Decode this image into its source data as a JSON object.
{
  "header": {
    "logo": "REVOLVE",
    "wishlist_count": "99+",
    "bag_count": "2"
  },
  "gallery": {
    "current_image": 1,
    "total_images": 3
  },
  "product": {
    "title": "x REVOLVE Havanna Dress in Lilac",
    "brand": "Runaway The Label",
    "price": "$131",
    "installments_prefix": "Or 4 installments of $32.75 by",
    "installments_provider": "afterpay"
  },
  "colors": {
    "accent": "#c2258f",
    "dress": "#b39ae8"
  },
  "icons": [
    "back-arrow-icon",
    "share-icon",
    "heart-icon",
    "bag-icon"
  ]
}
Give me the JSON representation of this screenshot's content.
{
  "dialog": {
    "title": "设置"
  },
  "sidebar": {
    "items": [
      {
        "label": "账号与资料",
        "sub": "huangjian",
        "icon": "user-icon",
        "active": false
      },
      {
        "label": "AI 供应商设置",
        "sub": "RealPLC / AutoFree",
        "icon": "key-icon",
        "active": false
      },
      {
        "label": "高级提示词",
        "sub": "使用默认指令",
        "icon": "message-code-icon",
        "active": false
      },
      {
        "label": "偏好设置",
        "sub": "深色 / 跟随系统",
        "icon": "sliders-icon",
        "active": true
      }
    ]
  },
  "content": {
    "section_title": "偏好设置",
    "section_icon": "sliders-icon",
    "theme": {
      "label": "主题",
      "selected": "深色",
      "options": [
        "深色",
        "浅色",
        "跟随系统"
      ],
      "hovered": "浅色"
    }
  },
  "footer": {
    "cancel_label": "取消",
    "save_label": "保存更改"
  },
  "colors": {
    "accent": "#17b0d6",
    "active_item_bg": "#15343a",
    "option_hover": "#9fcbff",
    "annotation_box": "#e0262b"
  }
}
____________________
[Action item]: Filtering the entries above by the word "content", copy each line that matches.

[Answer for the task]:
Give me the JSON representation of this screenshot's content.
  "content": {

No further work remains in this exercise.